Dataset items:
========================================================================

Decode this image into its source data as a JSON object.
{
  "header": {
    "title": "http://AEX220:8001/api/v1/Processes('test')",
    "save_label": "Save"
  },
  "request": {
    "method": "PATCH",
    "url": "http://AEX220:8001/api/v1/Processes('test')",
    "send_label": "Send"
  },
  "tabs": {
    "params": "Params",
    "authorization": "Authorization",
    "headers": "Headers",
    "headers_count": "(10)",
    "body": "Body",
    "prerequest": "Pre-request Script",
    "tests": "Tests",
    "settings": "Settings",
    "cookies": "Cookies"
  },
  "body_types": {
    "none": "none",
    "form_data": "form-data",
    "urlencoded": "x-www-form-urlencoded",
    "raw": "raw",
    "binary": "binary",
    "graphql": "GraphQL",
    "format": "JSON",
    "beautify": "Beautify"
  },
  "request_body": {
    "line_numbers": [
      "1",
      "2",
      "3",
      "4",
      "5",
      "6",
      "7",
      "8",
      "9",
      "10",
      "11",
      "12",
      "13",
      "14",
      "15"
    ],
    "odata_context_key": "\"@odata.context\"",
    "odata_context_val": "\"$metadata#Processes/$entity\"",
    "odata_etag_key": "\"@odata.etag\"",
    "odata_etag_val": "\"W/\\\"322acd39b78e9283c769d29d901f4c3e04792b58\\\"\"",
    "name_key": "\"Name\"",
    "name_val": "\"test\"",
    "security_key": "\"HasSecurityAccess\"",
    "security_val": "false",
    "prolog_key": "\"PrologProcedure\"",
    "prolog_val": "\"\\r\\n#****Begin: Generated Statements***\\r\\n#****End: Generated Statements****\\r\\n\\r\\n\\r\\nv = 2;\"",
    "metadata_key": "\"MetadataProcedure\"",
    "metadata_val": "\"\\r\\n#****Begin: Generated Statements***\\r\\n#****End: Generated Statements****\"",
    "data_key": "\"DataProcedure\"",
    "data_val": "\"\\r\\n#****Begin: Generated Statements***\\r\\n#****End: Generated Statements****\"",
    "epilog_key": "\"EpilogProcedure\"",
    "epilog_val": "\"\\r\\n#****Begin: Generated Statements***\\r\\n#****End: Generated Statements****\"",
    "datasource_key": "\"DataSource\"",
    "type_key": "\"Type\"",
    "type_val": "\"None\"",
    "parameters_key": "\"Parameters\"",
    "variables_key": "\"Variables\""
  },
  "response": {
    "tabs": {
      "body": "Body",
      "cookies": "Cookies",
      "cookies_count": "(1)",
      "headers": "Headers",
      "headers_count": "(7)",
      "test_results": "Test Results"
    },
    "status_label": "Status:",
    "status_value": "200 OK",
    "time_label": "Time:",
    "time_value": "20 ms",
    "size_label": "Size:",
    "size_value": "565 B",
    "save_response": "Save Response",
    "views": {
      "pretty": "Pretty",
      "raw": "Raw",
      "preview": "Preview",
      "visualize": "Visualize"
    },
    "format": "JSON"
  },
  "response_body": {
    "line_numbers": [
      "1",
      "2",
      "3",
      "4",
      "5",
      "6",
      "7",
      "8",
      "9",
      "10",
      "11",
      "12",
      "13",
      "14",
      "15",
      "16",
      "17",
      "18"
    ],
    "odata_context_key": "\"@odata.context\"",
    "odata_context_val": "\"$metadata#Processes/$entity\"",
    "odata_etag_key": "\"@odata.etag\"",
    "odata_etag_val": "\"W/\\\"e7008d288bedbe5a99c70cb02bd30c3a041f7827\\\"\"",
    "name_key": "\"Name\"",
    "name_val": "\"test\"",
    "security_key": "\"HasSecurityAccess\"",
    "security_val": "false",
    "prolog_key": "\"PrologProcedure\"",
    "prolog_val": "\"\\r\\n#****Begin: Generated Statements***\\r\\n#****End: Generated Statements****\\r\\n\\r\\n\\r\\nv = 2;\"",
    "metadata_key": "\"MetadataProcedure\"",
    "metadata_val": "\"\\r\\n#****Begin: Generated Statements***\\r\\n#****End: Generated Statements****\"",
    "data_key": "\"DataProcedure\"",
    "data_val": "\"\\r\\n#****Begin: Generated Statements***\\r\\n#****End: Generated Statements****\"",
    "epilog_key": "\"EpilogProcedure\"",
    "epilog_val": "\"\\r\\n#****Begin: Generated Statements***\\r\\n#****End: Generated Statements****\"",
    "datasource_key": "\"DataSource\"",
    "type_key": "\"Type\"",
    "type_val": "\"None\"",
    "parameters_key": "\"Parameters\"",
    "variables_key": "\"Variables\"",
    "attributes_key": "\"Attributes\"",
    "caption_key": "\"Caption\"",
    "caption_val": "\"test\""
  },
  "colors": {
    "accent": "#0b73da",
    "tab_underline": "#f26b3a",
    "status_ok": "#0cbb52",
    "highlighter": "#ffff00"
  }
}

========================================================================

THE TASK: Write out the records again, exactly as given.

COMPLETED TASK:
Decode this image into its source data as a JSON object.
{
  "header": {
    "title": "http://AEX220:8001/api/v1/Processes('test')",
    "save_label": "Save"
  },
  "request": {
    "method": "PATCH",
    "url": "http://AEX220:8001/api/v1/Processes('test')",
    "send_label": "Send"
  },
  "tabs": {
    "params": "Params",
    "authorization": "Authorization",
    "headers": "Headers",
    "headers_count": "(10)",
    "body": "Body",
    "prerequest": "Pre-request Script",
    "tests": "Tests",
    "settings": "Settings",
    "cookies": "Cookies"
  },
  "body_types": {
    "none": "none",
    "form_data": "form-data",
    "urlencoded": "x-www-form-urlencoded",
    "raw": "raw",
    "binary": "binary",
    "graphql": "GraphQL",
    "format": "JSON",
    "beautify": "Beautify"
  },
  "request_body": {
    "line_numbers": [
      "1",
      "2",
      "3",
      "4",
      "5",
      "6",
      "7",
      "8",
      "9",
      "10",
      "11",
      "12",
      "13",
      "14",
      "15"
    ],
    "odata_context_key": "\"@odata.context\"",
    "odata_context_val": "\"$metadata#Processes/$entity\"",
    "odata_etag_key": "\"@odata.etag\"",
    "odata_etag_val": "\"W/\\\"322acd39b78e9283c769d29d901f4c3e04792b58\\\"\"",
    "name_key": "\"Name\"",
    "name_val": "\"test\"",
    "security_key": "\"HasSecurityAccess\"",
    "security_val": "false",
    "prolog_key": "\"PrologProcedure\"",
    "prolog_val": "\"\\r\\n#****Begin: Generated Statements***\\r\\n#****End: Generated Statements****\\r\\n\\r\\n\\r\\nv = 2;\"",
    "metadata_key": "\"MetadataProcedure\"",
    "metadata_val": "\"\\r\\n#****Begin: Generated Statements***\\r\\n#****End: Generated Statements****\"",
    "data_key": "\"DataProcedure\"",
    "data_val": "\"\\r\\n#****Begin: Generated Statements***\\r\\n#****End: Generated Statements****\"",
    "epilog_key": "\"EpilogProcedure\"",
    "epilog_val": "\"\\r\\n#****Begin: Generated Statements***\\r\\n#****End: Generated Statements****\"",
    "datasource_key": "\"DataSource\"",
    "type_key": "\"Type\"",
    "type_val": "\"None\"",
    "parameters_key": "\"Parameters\"",
    "variables_key": "\"Variables\""
  },
  "response": {
    "tabs": {
      "body": "Body",
      "cookies": "Cookies",
      "cookies_count": "(1)",
      "headers": "Headers",
      "headers_count": "(7)",
      "test_results": "Test Results"
    },
    "status_label": "Status:",
    "status_value": "200 OK",
    "time_label": "Time:",
    "time_value": "20 ms",
    "size_label": "Size:",
    "size_value": "565 B",
    "save_response": "Save Response",
    "views": {
      "pretty": "Pretty",
      "raw": "Raw",
      "preview": "Preview",
      "visualize": "Visualize"
    },
    "format": "JSON"
  },
  "response_body": {
    "line_numbers": [
      "1",
      "2",
      "3",
      "4",
      "5",
      "6",
      "7",
      "8",
      "9",
      "10",
      "11",
      "12",
      "13",
      "14",
      "15",
      "16",
      "17",
      "18"
    ],
    "odata_context_key": "\"@odata.context\"",
    "odata_context_val": "\"$metadata#Processes/$entity\"",
    "odata_etag_key": "\"@odata.etag\"",
    "odata_etag_val": "\"W/\\\"e7008d288bedbe5a99c70cb02bd30c3a041f7827\\\"\"",
    "name_key": "\"Name\"",
    "name_val": "\"test\"",
    "security_key": "\"HasSecurityAccess\"",
    "security_val": "false",
    "prolog_key": "\"PrologProcedure\"",
    "prolog_val": "\"\\r\\n#****Begin: Generated Statements***\\r\\n#****End: Generated Statements****\\r\\n\\r\\n\\r\\nv = 2;\"",
    "metadata_key": "\"MetadataProcedure\"",
    "metadata_val": "\"\\r\\n#****Begin: Generated Statements***\\r\\n#****End: Generated Statements****\"",
    "data_key": "\"DataProcedure\"",
    "data_val": "\"\\r\\n#****Begin: Generated Statements***\\r\\n#****End: Generated Statements****\"",
    "epilog_key": "\"EpilogProcedure\"",
    "epilog_val": "\"\\r\\n#****Begin: Generated Statements***\\r\\n#****End: Generated Statements****\"",
    "datasource_key": "\"DataSource\"",
    "type_key": "\"Type\"",
    "type_val": "\"None\"",
    "parameters_key": "\"Parameters\"",
    "variables_key": "\"Variables\"",
    "attributes_key": "\"Attributes\"",
    "caption_key": "\"Caption\"",
    "caption_val": "\"test\""
  },
  "colors": {
    "accent": "#0b73da",
    "tab_underline": "#f26b3a",
    "status_ok": "#0cbb52",
    "highlighter": "#ffff00"
  }
}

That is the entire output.